# What is needed
Where the string "vscode" occurs in a line of the data below, that line should be copied.

Entries from a dataset of interfaces:

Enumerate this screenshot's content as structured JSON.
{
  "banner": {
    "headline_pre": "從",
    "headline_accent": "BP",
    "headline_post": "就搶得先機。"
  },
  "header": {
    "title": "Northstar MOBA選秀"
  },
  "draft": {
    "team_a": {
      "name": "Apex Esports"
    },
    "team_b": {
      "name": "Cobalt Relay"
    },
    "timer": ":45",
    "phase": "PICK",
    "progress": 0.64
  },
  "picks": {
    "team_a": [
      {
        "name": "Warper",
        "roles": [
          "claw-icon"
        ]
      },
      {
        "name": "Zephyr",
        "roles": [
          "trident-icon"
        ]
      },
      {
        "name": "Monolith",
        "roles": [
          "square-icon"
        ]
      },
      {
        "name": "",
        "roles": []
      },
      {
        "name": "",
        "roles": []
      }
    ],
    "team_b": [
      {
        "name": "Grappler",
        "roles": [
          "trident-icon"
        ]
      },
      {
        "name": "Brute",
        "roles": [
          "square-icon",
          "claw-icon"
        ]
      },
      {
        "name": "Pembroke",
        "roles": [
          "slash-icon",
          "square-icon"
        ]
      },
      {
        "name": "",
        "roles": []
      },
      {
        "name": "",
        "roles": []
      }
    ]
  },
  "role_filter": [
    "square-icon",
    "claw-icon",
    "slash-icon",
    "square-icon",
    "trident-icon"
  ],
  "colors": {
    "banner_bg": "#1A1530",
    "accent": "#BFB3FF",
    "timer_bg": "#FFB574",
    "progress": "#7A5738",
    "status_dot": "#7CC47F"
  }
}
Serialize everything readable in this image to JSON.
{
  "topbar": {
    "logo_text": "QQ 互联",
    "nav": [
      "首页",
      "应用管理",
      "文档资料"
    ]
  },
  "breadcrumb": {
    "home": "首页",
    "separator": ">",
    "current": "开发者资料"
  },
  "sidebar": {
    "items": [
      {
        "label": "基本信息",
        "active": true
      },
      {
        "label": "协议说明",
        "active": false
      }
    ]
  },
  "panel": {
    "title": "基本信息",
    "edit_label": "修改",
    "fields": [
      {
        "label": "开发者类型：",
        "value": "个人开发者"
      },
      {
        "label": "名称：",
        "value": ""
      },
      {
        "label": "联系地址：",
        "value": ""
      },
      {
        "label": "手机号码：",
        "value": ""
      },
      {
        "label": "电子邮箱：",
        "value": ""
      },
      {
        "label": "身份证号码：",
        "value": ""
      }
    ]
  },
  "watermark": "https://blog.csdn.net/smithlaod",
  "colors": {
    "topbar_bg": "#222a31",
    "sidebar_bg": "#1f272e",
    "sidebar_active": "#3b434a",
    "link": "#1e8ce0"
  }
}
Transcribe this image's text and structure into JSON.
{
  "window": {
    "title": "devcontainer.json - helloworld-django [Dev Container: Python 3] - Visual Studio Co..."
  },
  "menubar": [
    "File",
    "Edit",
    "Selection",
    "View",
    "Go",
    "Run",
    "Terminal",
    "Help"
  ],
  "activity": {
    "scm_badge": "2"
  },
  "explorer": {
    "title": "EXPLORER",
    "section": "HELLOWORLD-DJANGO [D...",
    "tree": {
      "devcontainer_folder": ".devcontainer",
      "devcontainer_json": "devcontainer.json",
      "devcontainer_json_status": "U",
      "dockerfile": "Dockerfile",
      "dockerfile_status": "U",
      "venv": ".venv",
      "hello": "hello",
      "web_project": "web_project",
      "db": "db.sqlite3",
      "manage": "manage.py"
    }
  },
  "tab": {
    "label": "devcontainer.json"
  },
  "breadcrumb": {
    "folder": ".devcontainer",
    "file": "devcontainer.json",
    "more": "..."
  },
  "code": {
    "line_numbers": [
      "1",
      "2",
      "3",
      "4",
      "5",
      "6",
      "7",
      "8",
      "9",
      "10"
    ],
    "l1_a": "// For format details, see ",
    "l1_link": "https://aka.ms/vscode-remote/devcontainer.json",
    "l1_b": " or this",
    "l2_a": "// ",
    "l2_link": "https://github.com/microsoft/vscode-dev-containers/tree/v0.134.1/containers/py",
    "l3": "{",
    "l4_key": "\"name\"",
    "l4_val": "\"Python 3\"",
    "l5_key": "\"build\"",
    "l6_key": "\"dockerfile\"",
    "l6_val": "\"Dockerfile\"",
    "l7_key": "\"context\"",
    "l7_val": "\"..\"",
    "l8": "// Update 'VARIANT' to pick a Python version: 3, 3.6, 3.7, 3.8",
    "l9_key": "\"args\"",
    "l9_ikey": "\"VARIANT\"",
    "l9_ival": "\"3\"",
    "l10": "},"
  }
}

# Expected answer
    "l1_link": "https://aka.ms/vscode-remote/devcontainer.json",
    "l2_link": "https://github.com/microsoft/vscode-dev-containers/tree/v0.134.1/containers/py",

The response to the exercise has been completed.